Significant PRC-Dominican security cooperation during the prior government included the donation of 140 Chinese motorcycles, eight all-terrain vehicles, and 15,000 spare parts to the Dominican Police and military in December 2020. The PRC also donated firetrucks in October 2018, and 30 ambulances in July 2022.
According to individuals consulted off the record for this work, Dominican officers have also traveled regularly, albeit in limited numbers, to military education and training programs in the PRC.

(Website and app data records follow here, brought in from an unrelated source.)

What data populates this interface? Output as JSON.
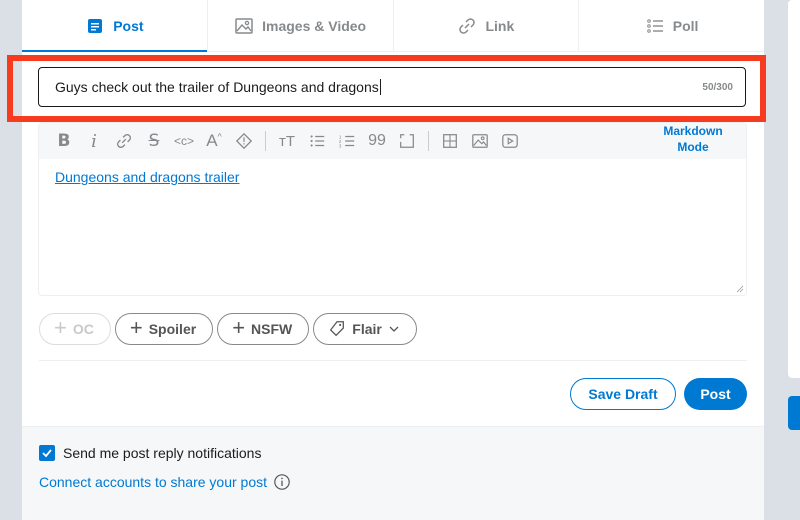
{
  "tabs": [
    {
      "label": "Post",
      "icon": "post-icon",
      "active": true
    },
    {
      "label": "Images & Video",
      "icon": "image-icon",
      "active": false
    },
    {
      "label": "Link",
      "icon": "link-icon",
      "active": false
    },
    {
      "label": "Poll",
      "icon": "poll-icon",
      "active": false
    }
  ],
  "title_input": {
    "value": "Guys check out the trailer of Dungeons and dragons",
    "counter": "50/300"
  },
  "toolbar": {
    "markdown_mode_line1": "Markdown",
    "markdown_mode_line2": "Mode",
    "icons": [
      "bold-icon",
      "italic-icon",
      "link-icon",
      "strikethrough-icon",
      "inline-code-icon",
      "superscript-icon",
      "spoiler-icon",
      "heading-icon",
      "bulleted-list-icon",
      "numbered-list-icon",
      "quote-icon",
      "code-block-icon",
      "table-icon",
      "image-icon",
      "video-icon"
    ]
  },
  "editor": {
    "link_text": "Dungeons and dragons trailer"
  },
  "tags": {
    "oc": "OC",
    "spoiler": "Spoiler",
    "nsfw": "NSFW",
    "flair": "Flair"
  },
  "actions": {
    "save_draft": "Save Draft",
    "post": "Post"
  },
  "footer": {
    "notify_label": "Send me post reply notifications",
    "notify_checked": true,
    "connect_label": "Connect accounts to share your post"
  },
  "colors": {
    "accent": "#0079d3",
    "highlight": "#f73b1e",
    "muted": "#878a8c"
  }
}
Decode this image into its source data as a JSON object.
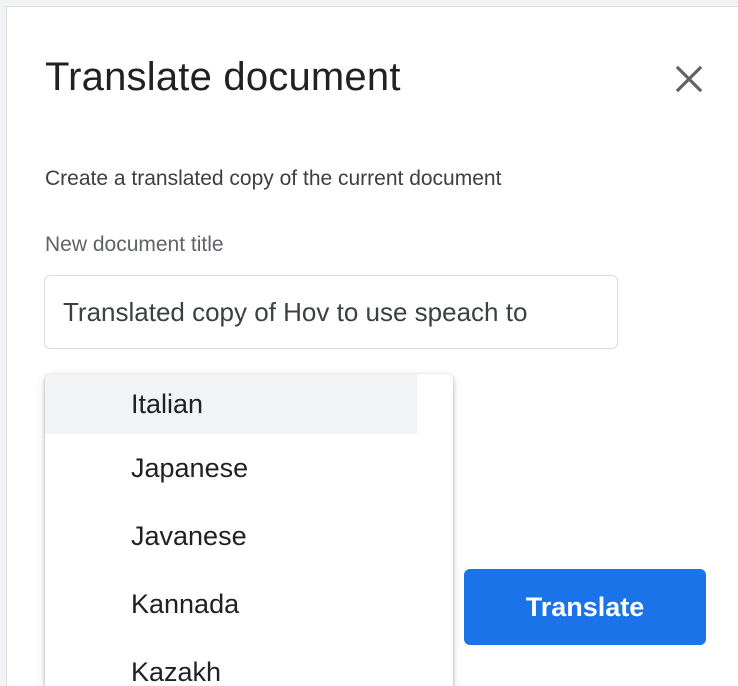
{
  "dialog": {
    "title": "Translate document",
    "close_icon": "close-icon",
    "description": "Create a translated copy of the current document",
    "title_field_label": "New document title",
    "title_field_value": "Translated copy of Hov to use speach to",
    "translate_button_label": "Translate"
  },
  "language_menu": {
    "items": [
      "Italian",
      "Japanese",
      "Javanese",
      "Kannada",
      "Kazakh"
    ],
    "highlighted": "Italian"
  },
  "colors": {
    "accent": "#1a73e8",
    "text_primary": "#202124",
    "text_secondary": "#5f6368",
    "highlight_bg": "#f1f3f4"
  }
}
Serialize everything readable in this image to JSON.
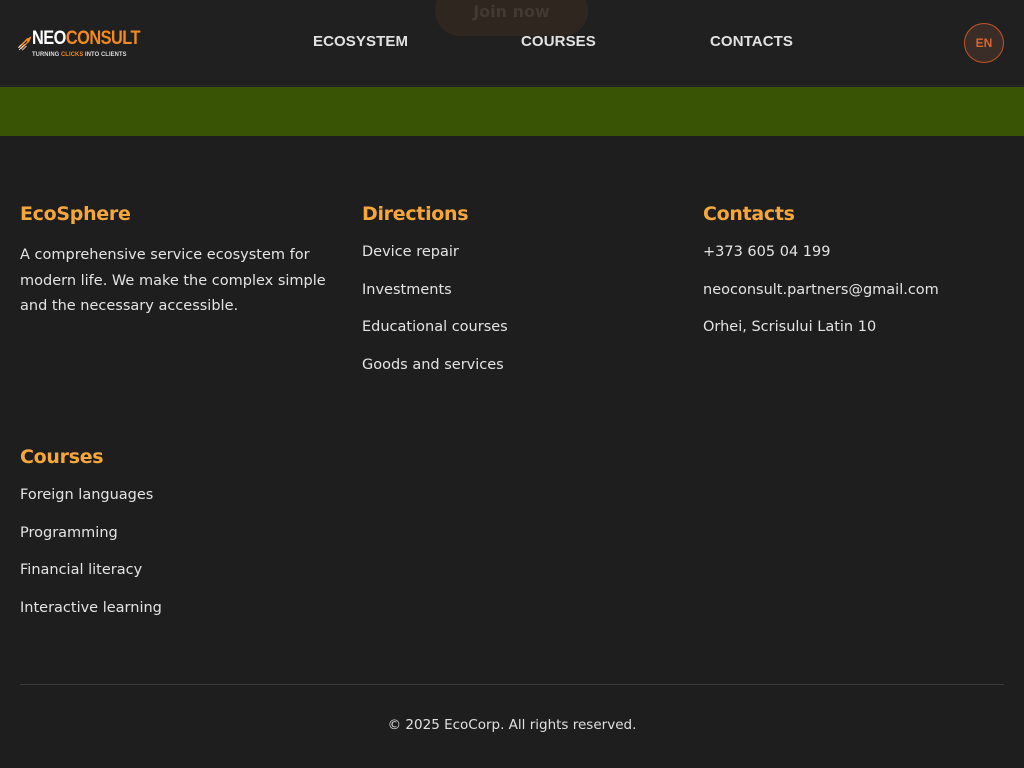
{
  "header": {
    "ghost_button_label": "Join now",
    "logo": {
      "word_part1": "NEO",
      "word_part2": "CONSULT",
      "tagline_part1": "TURNING ",
      "tagline_part2": "CLICKS",
      "tagline_part3": " INTO CLIENTS",
      "icon": "rocket-arrow-icon"
    },
    "nav": [
      {
        "label": "ECOSYSTEM"
      },
      {
        "label": "COURSES"
      },
      {
        "label": "CONTACTS"
      }
    ],
    "language": "EN"
  },
  "colors": {
    "background": "#1e1e1e",
    "accent_band": "#385404",
    "heading": "#f6a73a",
    "brand_orange": "#f28a1f",
    "lang_border": "#c4562a"
  },
  "footer": {
    "ecosphere": {
      "title": "EcoSphere",
      "description": "A comprehensive service ecosystem for modern life. We make the complex simple and the necessary accessible."
    },
    "directions": {
      "title": "Directions",
      "items": [
        "Device repair",
        "Investments",
        "Educational courses",
        "Goods and services"
      ]
    },
    "contacts": {
      "title": "Contacts",
      "items": [
        "+373 605 04 199",
        "neoconsult.partners@gmail.com",
        "Orhei, Scrisului Latin 10"
      ]
    },
    "courses": {
      "title": "Courses",
      "items": [
        "Foreign languages",
        "Programming",
        "Financial literacy",
        "Interactive learning"
      ]
    },
    "copyright": "© 2025 EcoCorp. All rights reserved."
  }
}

In July 2023, as noted previously, for the first time ever the Dominican military, under Minister of Defense Carlos Diaz Morfa, authorized participation of Dominican personnel in a military Sniper competition in Xinjiang. The new step occurred at the same time as an announced offer to train Dominican police, both in the Dominican Republic and China, raising questions whether expanded security cooperation could occur in other areas as well, as the country moves toward May 2024 elections.
The Dominican Republic is a longstanding U.S. friend and partner, strategically located in the center of the Caribbean, integrated into the U.S. economy through the Central America Dominican Republic free trade agreement, and tied to the United States through bonds of geography, trade, and family. It is in the United States’ strategic interest that its interactions with the PRC are conducted within the framework of transparency, strong institutions and a level playing field, and that PRC activities in the country, whether digital architectures, military relationships, or influence over elites does not undermine U.S.-Dominican security and other cooperation in our shared Caribbean neighborhood, or create vulnerabilities that the PRC could exploit in the undesirable event of a conflict with the United States. It is a frank, respectful, ongoing conversation that the United States and the Dominican Republic should have as two sovereign neighbors, but one vital to have nonetheless.
Evan Ellis is a senior associate with the Americas Program at the Center for Strategic and International Studies in Washington, D.C. He is also a professor of Latin American studies with the U.S. Army War College Strategic Studies Institute.
The author would like to thank Ambassador Nestor Ceron, Rosa Ng, and Josefina Reynoso, among others, for their contributions to this work.
The views expressed in this commentary are the author’s only and do not reflect those of the U.S. Army or the U.S. government.